Task instructions:
Only lines with the word "Less" are wanted; copy each of them from the listing below.

Source data:
^^^^

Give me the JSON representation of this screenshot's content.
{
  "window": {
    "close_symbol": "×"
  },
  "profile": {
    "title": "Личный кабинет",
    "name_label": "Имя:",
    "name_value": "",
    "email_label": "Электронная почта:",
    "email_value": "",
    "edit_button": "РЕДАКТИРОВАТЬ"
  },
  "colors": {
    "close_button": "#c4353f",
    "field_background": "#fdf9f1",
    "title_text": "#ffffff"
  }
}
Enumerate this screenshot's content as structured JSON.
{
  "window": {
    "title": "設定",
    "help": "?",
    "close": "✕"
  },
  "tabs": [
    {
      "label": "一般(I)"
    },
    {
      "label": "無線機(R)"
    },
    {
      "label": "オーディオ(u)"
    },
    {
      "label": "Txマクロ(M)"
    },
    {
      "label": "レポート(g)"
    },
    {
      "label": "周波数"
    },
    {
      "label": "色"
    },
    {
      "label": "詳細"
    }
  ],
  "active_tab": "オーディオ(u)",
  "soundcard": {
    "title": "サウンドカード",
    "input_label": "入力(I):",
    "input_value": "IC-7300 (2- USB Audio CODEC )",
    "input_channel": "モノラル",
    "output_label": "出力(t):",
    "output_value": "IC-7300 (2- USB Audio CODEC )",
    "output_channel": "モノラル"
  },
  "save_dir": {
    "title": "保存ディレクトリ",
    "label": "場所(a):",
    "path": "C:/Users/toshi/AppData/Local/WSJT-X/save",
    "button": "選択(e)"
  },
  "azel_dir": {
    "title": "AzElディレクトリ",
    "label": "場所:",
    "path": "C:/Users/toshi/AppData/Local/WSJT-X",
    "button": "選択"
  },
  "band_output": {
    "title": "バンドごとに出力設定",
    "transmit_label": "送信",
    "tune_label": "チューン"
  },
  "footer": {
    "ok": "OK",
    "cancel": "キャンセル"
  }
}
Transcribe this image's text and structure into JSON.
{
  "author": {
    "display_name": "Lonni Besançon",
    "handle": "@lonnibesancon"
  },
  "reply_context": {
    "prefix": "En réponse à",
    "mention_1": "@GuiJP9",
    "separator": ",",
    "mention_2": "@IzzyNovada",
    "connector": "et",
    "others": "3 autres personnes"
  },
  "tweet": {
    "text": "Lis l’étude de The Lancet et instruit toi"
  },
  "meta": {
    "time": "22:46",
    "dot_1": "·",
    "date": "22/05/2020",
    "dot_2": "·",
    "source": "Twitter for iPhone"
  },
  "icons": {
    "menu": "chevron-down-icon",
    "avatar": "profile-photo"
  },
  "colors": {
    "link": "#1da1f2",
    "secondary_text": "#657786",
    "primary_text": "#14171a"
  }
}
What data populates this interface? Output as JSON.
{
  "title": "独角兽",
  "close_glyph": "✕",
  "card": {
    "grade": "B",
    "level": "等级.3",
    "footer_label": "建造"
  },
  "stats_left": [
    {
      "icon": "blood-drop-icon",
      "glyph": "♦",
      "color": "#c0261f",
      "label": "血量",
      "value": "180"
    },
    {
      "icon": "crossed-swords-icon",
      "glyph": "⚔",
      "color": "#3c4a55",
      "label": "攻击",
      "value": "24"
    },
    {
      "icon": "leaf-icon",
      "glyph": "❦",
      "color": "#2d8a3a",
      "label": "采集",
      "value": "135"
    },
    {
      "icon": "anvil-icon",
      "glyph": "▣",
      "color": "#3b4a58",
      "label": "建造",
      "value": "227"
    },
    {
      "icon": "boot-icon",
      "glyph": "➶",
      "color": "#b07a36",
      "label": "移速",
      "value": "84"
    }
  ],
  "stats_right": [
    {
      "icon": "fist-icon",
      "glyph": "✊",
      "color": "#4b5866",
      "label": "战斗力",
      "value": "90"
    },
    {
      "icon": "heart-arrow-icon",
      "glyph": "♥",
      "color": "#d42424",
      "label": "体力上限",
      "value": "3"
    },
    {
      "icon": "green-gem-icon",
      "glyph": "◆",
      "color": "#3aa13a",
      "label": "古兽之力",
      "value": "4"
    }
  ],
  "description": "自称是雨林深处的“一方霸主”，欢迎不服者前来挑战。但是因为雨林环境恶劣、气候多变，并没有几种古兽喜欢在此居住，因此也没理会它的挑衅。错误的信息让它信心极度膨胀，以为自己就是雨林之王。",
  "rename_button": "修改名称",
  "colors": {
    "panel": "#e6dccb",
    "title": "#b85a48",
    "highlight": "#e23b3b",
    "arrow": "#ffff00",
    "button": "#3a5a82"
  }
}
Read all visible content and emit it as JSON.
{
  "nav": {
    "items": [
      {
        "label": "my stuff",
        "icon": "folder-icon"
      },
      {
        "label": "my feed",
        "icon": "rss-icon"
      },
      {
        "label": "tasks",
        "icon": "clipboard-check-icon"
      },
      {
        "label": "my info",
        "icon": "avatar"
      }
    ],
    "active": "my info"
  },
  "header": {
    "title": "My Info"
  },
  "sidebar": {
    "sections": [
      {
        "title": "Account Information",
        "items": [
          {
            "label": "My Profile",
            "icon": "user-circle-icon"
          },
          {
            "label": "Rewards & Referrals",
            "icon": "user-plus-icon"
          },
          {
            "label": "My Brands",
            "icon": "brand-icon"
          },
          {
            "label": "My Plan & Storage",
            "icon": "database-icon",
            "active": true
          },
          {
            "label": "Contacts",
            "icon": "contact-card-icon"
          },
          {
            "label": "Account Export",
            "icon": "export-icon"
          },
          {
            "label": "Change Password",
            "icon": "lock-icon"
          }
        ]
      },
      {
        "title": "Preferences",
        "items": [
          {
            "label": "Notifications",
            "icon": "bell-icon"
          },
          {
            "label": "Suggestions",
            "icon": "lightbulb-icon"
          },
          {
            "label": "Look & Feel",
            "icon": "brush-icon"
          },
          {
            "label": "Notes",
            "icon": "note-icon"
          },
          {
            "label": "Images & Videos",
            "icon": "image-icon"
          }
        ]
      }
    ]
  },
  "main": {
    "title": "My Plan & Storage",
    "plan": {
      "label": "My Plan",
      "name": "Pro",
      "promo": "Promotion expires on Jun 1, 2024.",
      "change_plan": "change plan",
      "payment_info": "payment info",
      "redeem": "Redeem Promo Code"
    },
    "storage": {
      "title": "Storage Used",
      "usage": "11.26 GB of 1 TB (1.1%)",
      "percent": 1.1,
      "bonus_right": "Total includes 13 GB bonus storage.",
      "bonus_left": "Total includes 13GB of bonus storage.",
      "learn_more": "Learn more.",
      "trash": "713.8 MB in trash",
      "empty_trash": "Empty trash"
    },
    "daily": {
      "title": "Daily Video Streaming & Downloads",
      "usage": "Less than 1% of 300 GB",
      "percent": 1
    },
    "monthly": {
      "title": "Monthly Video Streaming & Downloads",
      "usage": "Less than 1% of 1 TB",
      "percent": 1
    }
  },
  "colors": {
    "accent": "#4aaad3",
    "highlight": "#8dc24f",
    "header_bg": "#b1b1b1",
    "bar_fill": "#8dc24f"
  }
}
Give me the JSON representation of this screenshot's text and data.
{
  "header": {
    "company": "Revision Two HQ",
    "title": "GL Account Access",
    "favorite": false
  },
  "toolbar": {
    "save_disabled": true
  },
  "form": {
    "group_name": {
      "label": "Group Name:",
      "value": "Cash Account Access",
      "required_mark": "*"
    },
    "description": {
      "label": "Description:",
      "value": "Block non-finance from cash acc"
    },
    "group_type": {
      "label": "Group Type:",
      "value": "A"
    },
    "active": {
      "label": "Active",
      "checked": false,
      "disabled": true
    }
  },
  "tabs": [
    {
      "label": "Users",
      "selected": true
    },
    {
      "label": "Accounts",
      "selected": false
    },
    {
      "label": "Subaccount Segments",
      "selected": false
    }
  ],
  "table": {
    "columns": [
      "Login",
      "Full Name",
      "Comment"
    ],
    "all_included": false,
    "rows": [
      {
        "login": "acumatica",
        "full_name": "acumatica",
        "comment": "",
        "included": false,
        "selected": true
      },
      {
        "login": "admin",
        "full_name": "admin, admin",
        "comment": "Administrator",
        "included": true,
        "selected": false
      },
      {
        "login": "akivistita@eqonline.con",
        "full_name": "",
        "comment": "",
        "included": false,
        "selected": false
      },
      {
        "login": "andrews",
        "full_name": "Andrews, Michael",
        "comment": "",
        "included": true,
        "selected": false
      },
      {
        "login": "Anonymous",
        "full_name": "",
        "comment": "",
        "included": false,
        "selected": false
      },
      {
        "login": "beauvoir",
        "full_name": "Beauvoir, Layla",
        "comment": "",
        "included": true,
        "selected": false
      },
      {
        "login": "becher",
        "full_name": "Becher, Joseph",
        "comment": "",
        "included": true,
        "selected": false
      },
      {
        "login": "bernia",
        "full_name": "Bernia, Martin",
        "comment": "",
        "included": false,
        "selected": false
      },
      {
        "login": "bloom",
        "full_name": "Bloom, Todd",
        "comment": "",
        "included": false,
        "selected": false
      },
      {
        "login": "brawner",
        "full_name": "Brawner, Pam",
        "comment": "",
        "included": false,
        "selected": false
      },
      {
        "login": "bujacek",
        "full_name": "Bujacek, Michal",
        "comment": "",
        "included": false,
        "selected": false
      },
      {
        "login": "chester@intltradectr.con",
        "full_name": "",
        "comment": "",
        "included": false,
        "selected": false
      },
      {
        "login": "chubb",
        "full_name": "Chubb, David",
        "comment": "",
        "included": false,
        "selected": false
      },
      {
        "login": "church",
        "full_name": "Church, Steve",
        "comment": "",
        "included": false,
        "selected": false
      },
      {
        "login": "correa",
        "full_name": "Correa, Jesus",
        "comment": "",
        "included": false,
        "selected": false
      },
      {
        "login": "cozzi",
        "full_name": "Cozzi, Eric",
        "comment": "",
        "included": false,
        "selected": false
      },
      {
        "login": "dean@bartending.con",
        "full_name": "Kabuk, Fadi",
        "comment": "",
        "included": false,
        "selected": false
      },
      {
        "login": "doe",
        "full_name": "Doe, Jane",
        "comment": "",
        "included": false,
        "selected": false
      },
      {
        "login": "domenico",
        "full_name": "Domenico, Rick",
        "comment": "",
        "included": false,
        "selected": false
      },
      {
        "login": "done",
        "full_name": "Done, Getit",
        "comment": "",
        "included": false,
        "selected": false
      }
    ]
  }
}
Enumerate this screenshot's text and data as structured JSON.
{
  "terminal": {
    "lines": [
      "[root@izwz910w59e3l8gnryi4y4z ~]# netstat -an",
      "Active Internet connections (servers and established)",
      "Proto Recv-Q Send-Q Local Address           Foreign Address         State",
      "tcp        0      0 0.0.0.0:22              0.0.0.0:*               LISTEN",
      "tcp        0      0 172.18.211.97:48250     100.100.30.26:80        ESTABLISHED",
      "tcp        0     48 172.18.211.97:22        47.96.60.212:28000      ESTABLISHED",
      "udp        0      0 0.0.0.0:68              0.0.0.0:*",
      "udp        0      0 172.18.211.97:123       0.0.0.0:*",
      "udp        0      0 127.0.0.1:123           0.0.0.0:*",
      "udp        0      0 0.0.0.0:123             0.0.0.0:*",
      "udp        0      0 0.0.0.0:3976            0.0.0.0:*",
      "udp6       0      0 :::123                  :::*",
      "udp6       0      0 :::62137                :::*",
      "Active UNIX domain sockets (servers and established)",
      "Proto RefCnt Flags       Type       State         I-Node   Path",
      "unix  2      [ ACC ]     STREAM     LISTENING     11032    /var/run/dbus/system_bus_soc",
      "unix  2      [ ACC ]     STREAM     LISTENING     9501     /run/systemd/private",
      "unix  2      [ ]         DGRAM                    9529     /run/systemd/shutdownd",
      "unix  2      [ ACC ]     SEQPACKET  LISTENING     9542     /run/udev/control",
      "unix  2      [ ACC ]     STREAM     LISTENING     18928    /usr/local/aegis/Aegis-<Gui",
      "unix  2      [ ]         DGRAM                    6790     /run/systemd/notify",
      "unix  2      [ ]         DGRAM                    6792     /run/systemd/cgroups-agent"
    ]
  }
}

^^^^

Written response:
      "usage": "Less than 1% of 300 GB",
      "usage": "Less than 1% of 1 TB",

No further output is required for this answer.